Australia won’t have the best team at the World Cup. Indeed, if you believe the latest FIFA rankings, technically we’ll have the worst.
But if coaches count – and in the right circumstances they definitely do – then we have reason to believe Brazil might not be the train wreck many have predicted. It wasn’t the announcement of the 30-man preliminary squad which caught the eye on a sunny day on Sydney Harbour. It was the manner of the man making the announcement, Ange Postecoglou, which changed the dynamic in the room. The same thought goes through your head over and over again. How lucky we are to have him.
The last coach of the national team with the same missionary zeal was Frank Arok. It’s no co-incidence Postecoglou holds Arok in enormous regard. Different man-management styles, true enough, but the message remains the same. Treat each green and gold shirt as if it might be your last. And that’s the way to get the best out of a group of players who, if we’re honest enough, need to massively overachieve in Cuiaba, Porto Alegre and Curitiba if the Socceroos are to depart Brazil with their dignity intact.
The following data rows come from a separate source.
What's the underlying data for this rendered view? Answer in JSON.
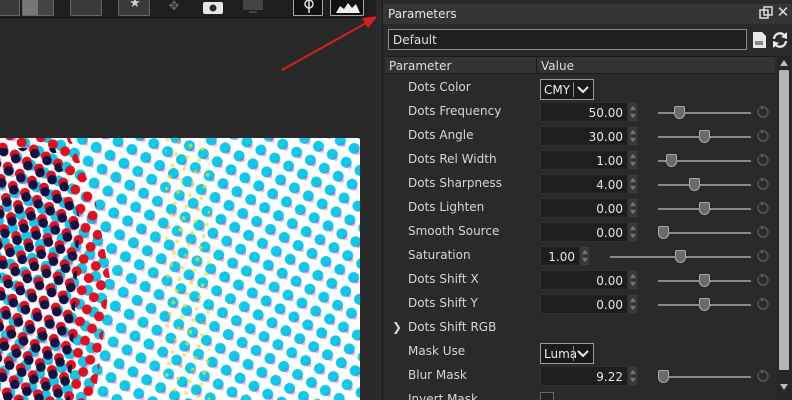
{
  "panel": {
    "title": "Parameters",
    "preset": "Default",
    "columns": {
      "parameter": "Parameter",
      "value": "Value"
    }
  },
  "parameters": [
    {
      "label": "Dots Color",
      "kind": "combo",
      "value": "CMY"
    },
    {
      "label": "Dots Frequency",
      "kind": "slider",
      "value": "50.00",
      "level": 0.2
    },
    {
      "label": "Dots Angle",
      "kind": "slider",
      "value": "30.00",
      "level": 0.5
    },
    {
      "label": "Dots Rel Width",
      "kind": "slider",
      "value": "1.00",
      "level": 0.1
    },
    {
      "label": "Dots Sharpness",
      "kind": "slider",
      "value": "4.00",
      "level": 0.38
    },
    {
      "label": "Dots Lighten",
      "kind": "slider",
      "value": "0.00",
      "level": 0.5
    },
    {
      "label": "Smooth Source",
      "kind": "slider",
      "value": "0.00",
      "level": 0.0
    },
    {
      "label": "Saturation",
      "kind": "slider-wide",
      "value": "1.00",
      "level": 0.5
    },
    {
      "label": "Dots Shift X",
      "kind": "slider",
      "value": "0.00",
      "level": 0.5
    },
    {
      "label": "Dots Shift Y",
      "kind": "slider",
      "value": "0.00",
      "level": 0.5
    },
    {
      "label": "Dots Shift RGB",
      "kind": "group"
    },
    {
      "label": "Mask Use",
      "kind": "combo",
      "value": "Luma"
    },
    {
      "label": "Blur Mask",
      "kind": "slider",
      "value": "9.22",
      "level": 0.0
    },
    {
      "label": "Invert Mask",
      "kind": "checkbox"
    }
  ],
  "icons": {
    "float": "float-window-icon",
    "close": "close-icon",
    "save": "save-preset-icon",
    "reload": "reload-icon",
    "reset": "reset-icon"
  },
  "colors": {
    "annotation_arrow": "#d42020",
    "scroll_thumb": "#b4b4b4"
  }
}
There were two messages Postecoglou wanted to get across about his own credentials when the media throng moved onto the subject of his ability to rise to the biggest occasion of his football career, as a player or a coach.
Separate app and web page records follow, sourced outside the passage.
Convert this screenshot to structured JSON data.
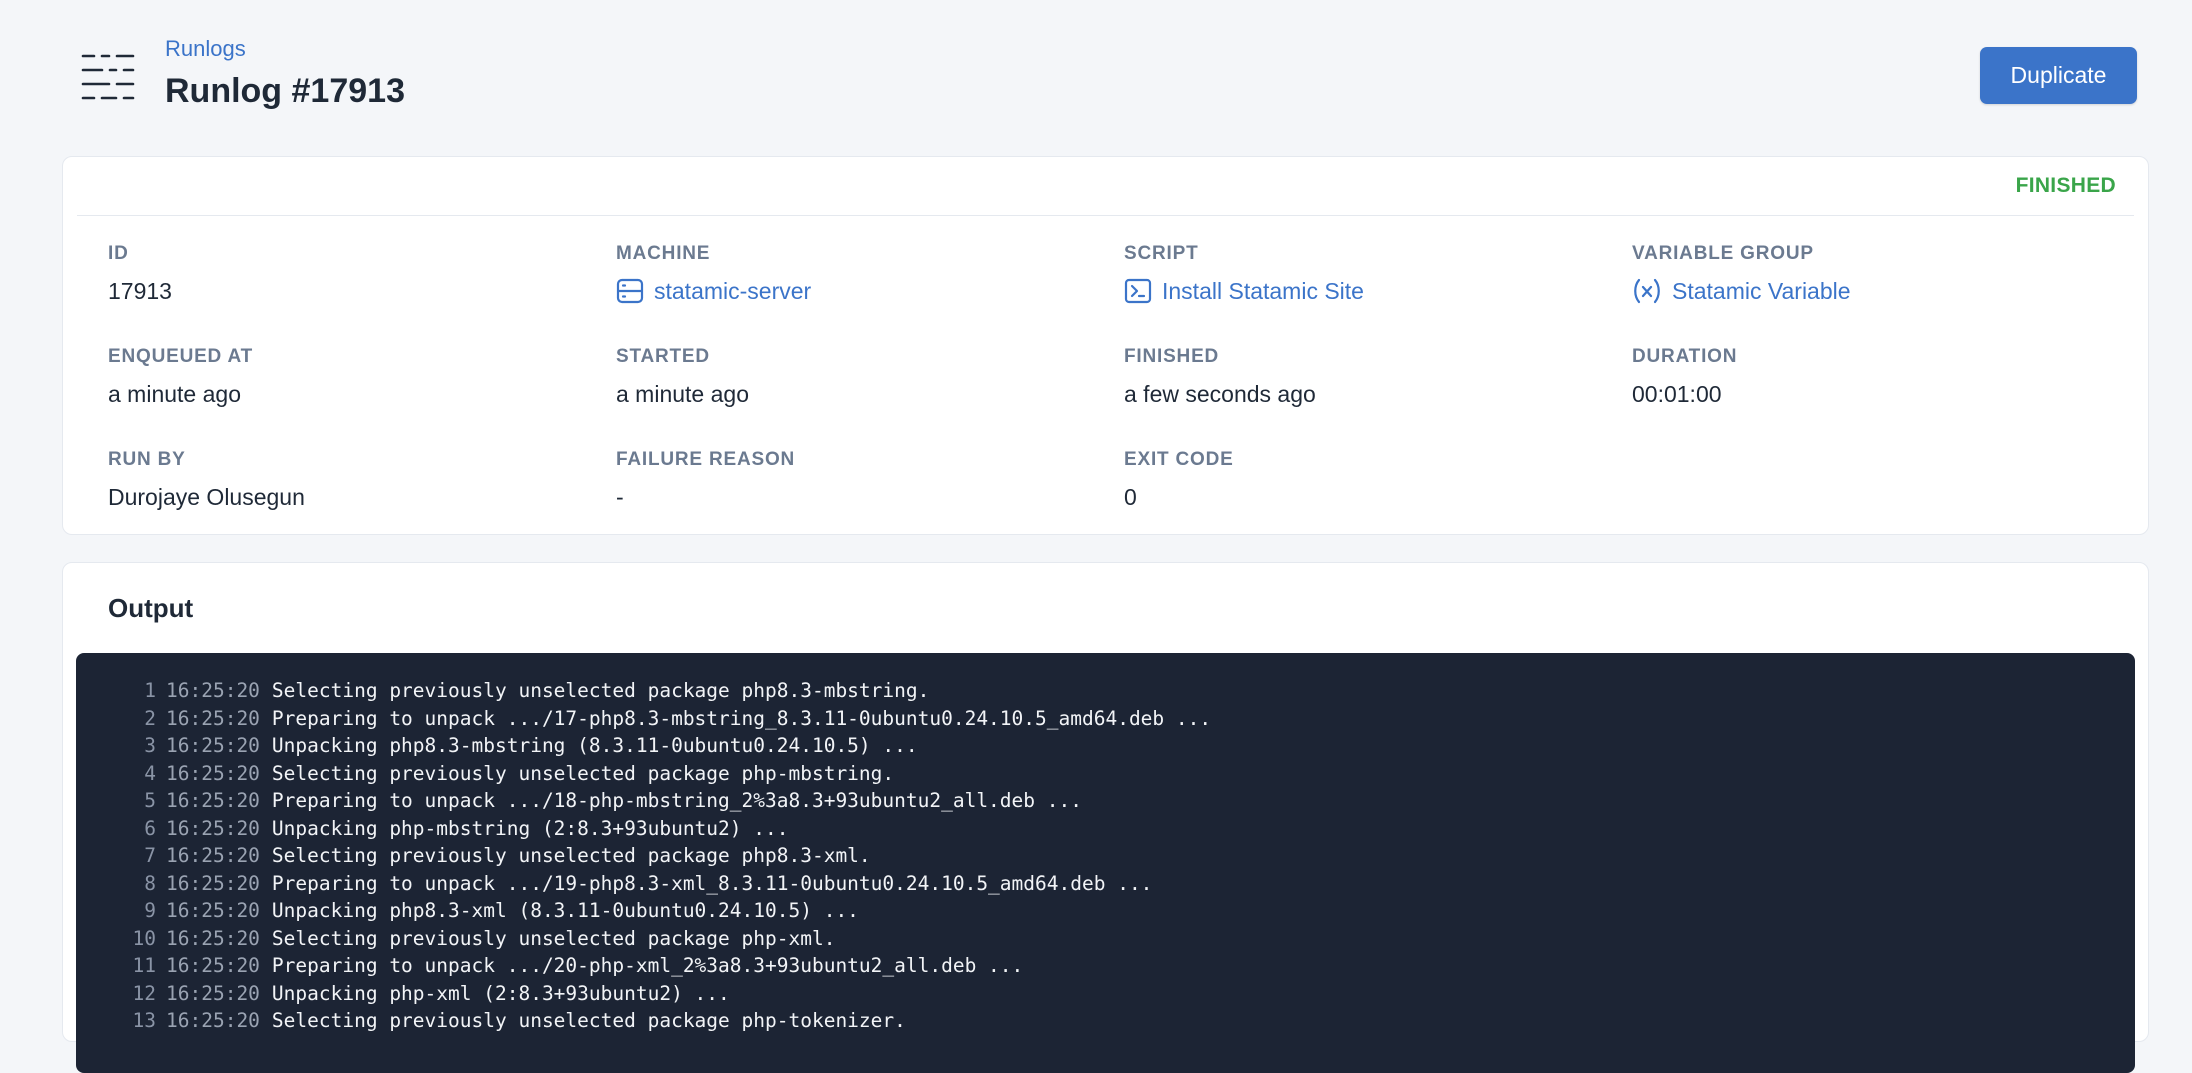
{
  "header": {
    "breadcrumb": "Runlogs",
    "title": "Runlog #17913",
    "duplicate_label": "Duplicate"
  },
  "details": {
    "status": "FINISHED",
    "fields": {
      "id": {
        "label": "ID",
        "value": "17913"
      },
      "machine": {
        "label": "MACHINE",
        "value": "statamic-server",
        "icon": "server-icon"
      },
      "script": {
        "label": "SCRIPT",
        "value": "Install Statamic Site",
        "icon": "terminal-icon"
      },
      "variable_group": {
        "label": "VARIABLE GROUP",
        "value": "Statamic Variable",
        "icon": "variable-icon"
      },
      "enqueued_at": {
        "label": "ENQUEUED AT",
        "value": "a minute ago"
      },
      "started": {
        "label": "STARTED",
        "value": "a minute ago"
      },
      "finished": {
        "label": "FINISHED",
        "value": "a few seconds ago"
      },
      "duration": {
        "label": "DURATION",
        "value": "00:01:00"
      },
      "run_by": {
        "label": "RUN BY",
        "value": "Durojaye Olusegun"
      },
      "failure_reason": {
        "label": "FAILURE REASON",
        "value": "-"
      },
      "exit_code": {
        "label": "EXIT CODE",
        "value": "0"
      }
    }
  },
  "output": {
    "title": "Output",
    "lines": [
      {
        "n": "1",
        "time": "16:25:20",
        "text": "Selecting previously unselected package php8.3-mbstring."
      },
      {
        "n": "2",
        "time": "16:25:20",
        "text": "Preparing to unpack .../17-php8.3-mbstring_8.3.11-0ubuntu0.24.10.5_amd64.deb ..."
      },
      {
        "n": "3",
        "time": "16:25:20",
        "text": "Unpacking php8.3-mbstring (8.3.11-0ubuntu0.24.10.5) ..."
      },
      {
        "n": "4",
        "time": "16:25:20",
        "text": "Selecting previously unselected package php-mbstring."
      },
      {
        "n": "5",
        "time": "16:25:20",
        "text": "Preparing to unpack .../18-php-mbstring_2%3a8.3+93ubuntu2_all.deb ..."
      },
      {
        "n": "6",
        "time": "16:25:20",
        "text": "Unpacking php-mbstring (2:8.3+93ubuntu2) ..."
      },
      {
        "n": "7",
        "time": "16:25:20",
        "text": "Selecting previously unselected package php8.3-xml."
      },
      {
        "n": "8",
        "time": "16:25:20",
        "text": "Preparing to unpack .../19-php8.3-xml_8.3.11-0ubuntu0.24.10.5_amd64.deb ..."
      },
      {
        "n": "9",
        "time": "16:25:20",
        "text": "Unpacking php8.3-xml (8.3.11-0ubuntu0.24.10.5) ..."
      },
      {
        "n": "10",
        "time": "16:25:20",
        "text": "Selecting previously unselected package php-xml."
      },
      {
        "n": "11",
        "time": "16:25:20",
        "text": "Preparing to unpack .../20-php-xml_2%3a8.3+93ubuntu2_all.deb ..."
      },
      {
        "n": "12",
        "time": "16:25:20",
        "text": "Unpacking php-xml (2:8.3+93ubuntu2) ..."
      },
      {
        "n": "13",
        "time": "16:25:20",
        "text": "Selecting previously unselected package php-tokenizer."
      }
    ]
  },
  "colors": {
    "accent": "#3b74c9",
    "status_finished": "#3aa54a",
    "terminal_bg": "#1c2434",
    "page_bg": "#f4f6f9"
  }
}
One, after 17 years in the technical area, he is just as experienced as most coaches at the World Cup, and more experienced than a number of them. Just because that experience has virtually all come in Australia, Postecoglou argues, shouldn’t diminish his readiness for the challenge that awaits him.
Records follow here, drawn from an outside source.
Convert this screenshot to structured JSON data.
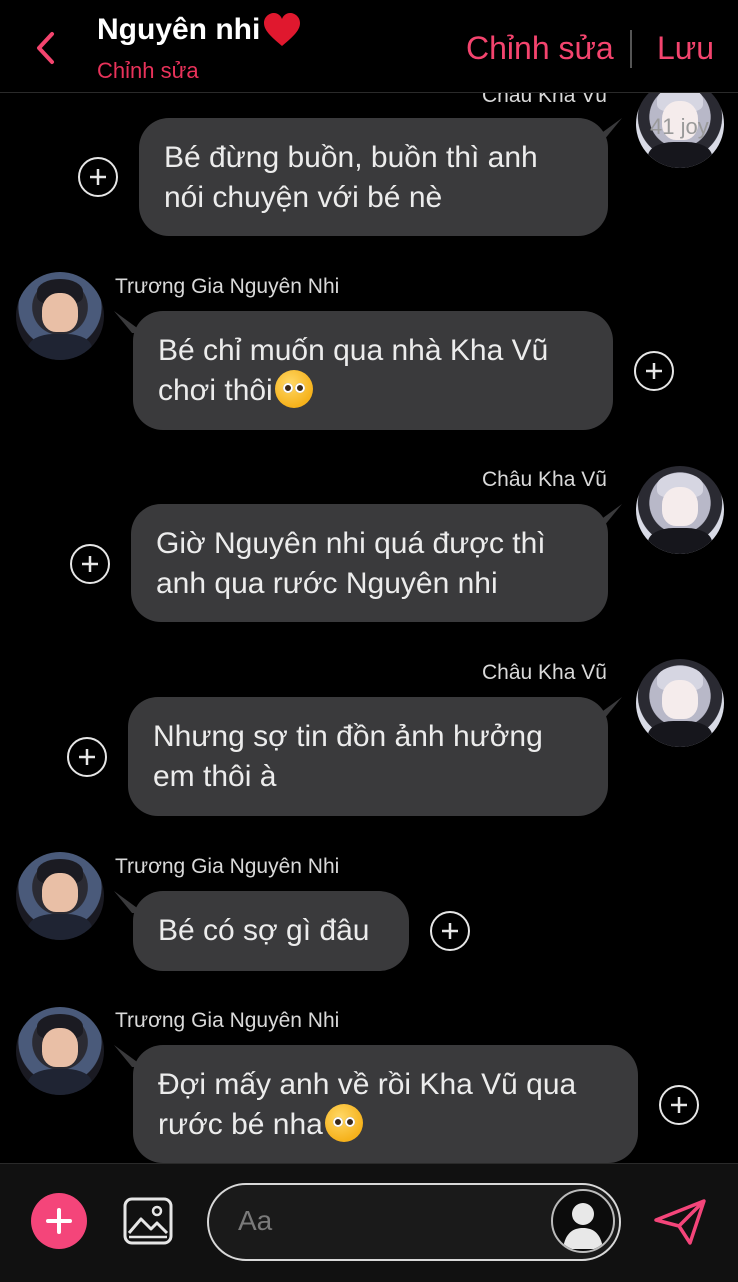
{
  "header": {
    "title": "Nguyên nhi",
    "subtitle": "Chỉnh sửa",
    "edit_label": "Chỉnh sửa",
    "save_label": "Lưu",
    "accent_color": "#f4446e",
    "heart_icon": "red-heart-emoji"
  },
  "top_partial": {
    "sender": "Châu Kha Vũ",
    "watermark": "41 joy"
  },
  "messages": [
    {
      "sender": "Châu Kha Vũ",
      "side": "right",
      "lines": [
        "Bé đừng buồn, buồn thì anh",
        "nói chuyện với bé nè"
      ]
    },
    {
      "sender": "Trương Gia Nguyên Nhi",
      "side": "left",
      "lines": [
        "Bé chỉ muốn qua nhà Kha Vũ",
        "chơi thôi"
      ],
      "emoji": "pleading-face"
    },
    {
      "sender": "Châu Kha Vũ",
      "side": "right",
      "lines": [
        "Giờ Nguyên nhi quá được thì",
        "anh qua rước Nguyên nhi"
      ]
    },
    {
      "sender": "Châu Kha Vũ",
      "side": "right",
      "lines": [
        "Nhưng sợ tin đồn ảnh hưởng",
        "em thôi à"
      ]
    },
    {
      "sender": "Trương Gia Nguyên Nhi",
      "side": "left",
      "lines": [
        "Bé có sợ gì đâu"
      ]
    },
    {
      "sender": "Trương Gia Nguyên Nhi",
      "side": "left",
      "lines": [
        "Đợi mấy anh về rồi Kha Vũ qua",
        "rước bé nha"
      ],
      "emoji": "pleading-face"
    }
  ],
  "composer": {
    "placeholder": "Aa",
    "add_icon": "plus-icon",
    "image_icon": "image-icon",
    "send_icon": "send-icon"
  }
}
Secondly, Postecoglou wants it know that while he is a dreamer in many ways, his feet are firmly on the ground when it comes to the ultimate adjudication for every coach. Results. He won’t take losing lightly, far from it, and if that means re-calibrating some of his tactics – notably making sure the crosses come in for Tim Cahill or Josh Kennedy – then that’s what he’ll do. The team of his own image is more likely to emerge in the Asian Cup and not the World Cup, which is right. The Socceroos can’t afford, on so many levels, to be humiliated in Brazil.
And so we have a coach is as ready as he’ll ever be to rub shoulders with Louis van Gaal, Vincente del Bosque and Jorge Sampaoli. The question, then, is what about the players?
In international terms this is an inexperienced squad – we’ve lost around 300 caps from the defence in the last six months alone – but it’s not such an inexperienced team. If you assume Cahill, Mark Bresciano, Luke Wilkshire, Mile Jedinak and Mark Milligan will make the starting XI – and we should assume little with Postecoglou in charge – then there will be enough players with enough big-game experience to guide the youngsters through.
There are just two uncapped players on the list, and the youngest, Adam Taggart, will turn 21 in the pre-tournament camp in Vitoria. Callowness is not a feature of the squad, something that tends to get ignored in the discussion. Taggart has just finished the season as the A-League’s Golden Boot, Josh Brillante was rusted-on as a starter for Newcastle Jets, Ben Halloran, Curtis Good and Massimo Luongo all featured regularly for their European clubs.
In other words, the youngsters and not completely wet behind the ears, and if anybody can turn these boys into men it’s Postecoglou, whose work as Australian youth coach is too often unfairly maligned.
Perhaps the most interesting selection is Bailey Wright, who is in line to become the first Preston North End player to represent Australia since the icon himself, Joe Marston. Not big for a stopper, but quick across the ground and a player who moves towards the ball rather than away from it, Wright gets his chance because of untimely injuries to Rhys Williams and Trent Sainsbury.
Personally I would have gone for Brisbane Roar skipper Matt Smith, but while Postecoglou listens to opinions he rarely acts upon them. The voice he listens to is the one inside his head. There’s one man definitely in control heading to Brazil, and he’s the one which counts.